[WORK INSTRUCTION] Should a line below contain the word "JSON", report it.

[MATERIAL TO PROCESS]
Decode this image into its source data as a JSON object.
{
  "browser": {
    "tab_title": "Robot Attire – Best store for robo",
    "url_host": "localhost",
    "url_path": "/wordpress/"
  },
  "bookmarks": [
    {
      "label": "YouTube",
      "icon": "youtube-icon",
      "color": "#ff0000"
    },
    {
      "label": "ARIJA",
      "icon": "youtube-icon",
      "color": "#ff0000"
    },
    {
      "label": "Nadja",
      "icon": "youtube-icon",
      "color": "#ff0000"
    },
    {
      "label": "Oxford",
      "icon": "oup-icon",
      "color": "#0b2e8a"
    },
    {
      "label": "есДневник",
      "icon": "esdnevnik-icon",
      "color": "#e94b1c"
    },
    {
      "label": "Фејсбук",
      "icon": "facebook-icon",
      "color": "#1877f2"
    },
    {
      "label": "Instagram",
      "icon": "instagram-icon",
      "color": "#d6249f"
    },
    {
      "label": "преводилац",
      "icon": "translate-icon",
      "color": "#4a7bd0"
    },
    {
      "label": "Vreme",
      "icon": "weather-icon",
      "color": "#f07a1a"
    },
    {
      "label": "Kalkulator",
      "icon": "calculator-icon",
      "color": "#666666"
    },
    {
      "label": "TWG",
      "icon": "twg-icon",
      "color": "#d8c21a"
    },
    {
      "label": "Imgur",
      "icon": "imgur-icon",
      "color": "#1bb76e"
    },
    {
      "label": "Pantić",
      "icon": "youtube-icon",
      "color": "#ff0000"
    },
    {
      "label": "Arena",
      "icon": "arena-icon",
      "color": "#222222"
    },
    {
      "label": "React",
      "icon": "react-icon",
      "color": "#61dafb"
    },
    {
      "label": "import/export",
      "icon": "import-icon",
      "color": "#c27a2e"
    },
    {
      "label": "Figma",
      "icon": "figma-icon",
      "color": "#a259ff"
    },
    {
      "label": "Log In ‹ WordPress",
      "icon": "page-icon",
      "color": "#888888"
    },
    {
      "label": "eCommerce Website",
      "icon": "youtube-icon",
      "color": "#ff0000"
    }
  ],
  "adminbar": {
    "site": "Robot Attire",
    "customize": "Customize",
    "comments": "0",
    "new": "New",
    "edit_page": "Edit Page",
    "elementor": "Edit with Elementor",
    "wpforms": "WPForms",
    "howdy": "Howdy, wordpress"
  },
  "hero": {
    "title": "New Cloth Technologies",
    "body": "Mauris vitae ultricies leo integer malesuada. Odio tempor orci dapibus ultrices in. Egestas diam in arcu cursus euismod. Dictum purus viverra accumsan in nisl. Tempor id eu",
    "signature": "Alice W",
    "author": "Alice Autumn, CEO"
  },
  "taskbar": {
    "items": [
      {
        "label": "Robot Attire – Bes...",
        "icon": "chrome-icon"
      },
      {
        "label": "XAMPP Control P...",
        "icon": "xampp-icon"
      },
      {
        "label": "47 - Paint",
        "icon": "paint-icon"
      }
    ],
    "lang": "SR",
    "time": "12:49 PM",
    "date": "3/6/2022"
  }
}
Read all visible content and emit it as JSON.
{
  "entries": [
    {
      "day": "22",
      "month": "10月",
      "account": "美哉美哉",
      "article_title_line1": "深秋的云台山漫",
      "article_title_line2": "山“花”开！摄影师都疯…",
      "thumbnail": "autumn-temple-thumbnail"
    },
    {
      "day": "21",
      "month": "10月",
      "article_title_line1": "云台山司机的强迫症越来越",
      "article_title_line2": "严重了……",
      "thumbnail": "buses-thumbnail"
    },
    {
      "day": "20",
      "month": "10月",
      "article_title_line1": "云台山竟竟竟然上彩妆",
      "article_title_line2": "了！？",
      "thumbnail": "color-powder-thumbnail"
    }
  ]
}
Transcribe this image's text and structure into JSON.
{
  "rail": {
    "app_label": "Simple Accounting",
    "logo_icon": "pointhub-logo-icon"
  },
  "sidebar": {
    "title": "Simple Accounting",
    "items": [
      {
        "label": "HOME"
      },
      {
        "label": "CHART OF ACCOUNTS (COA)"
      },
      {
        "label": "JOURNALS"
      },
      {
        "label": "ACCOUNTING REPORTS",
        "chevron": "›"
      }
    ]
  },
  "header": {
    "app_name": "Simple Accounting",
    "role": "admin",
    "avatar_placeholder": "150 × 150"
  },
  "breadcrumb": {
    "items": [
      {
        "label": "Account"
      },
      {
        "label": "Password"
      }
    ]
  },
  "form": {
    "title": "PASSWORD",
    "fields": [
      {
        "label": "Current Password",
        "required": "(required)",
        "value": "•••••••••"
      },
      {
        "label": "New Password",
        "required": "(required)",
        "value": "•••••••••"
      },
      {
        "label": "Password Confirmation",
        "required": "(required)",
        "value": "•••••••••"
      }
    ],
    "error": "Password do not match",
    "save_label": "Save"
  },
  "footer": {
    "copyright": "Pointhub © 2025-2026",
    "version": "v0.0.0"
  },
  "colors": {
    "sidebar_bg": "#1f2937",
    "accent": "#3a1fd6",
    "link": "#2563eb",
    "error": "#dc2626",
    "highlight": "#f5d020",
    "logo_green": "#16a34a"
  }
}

[SOLUTION FOR THIS TASK]
Decode this image into its source data as a JSON object.
Read all visible content and emit it as JSON.
Transcribe this image's text and structure into JSON.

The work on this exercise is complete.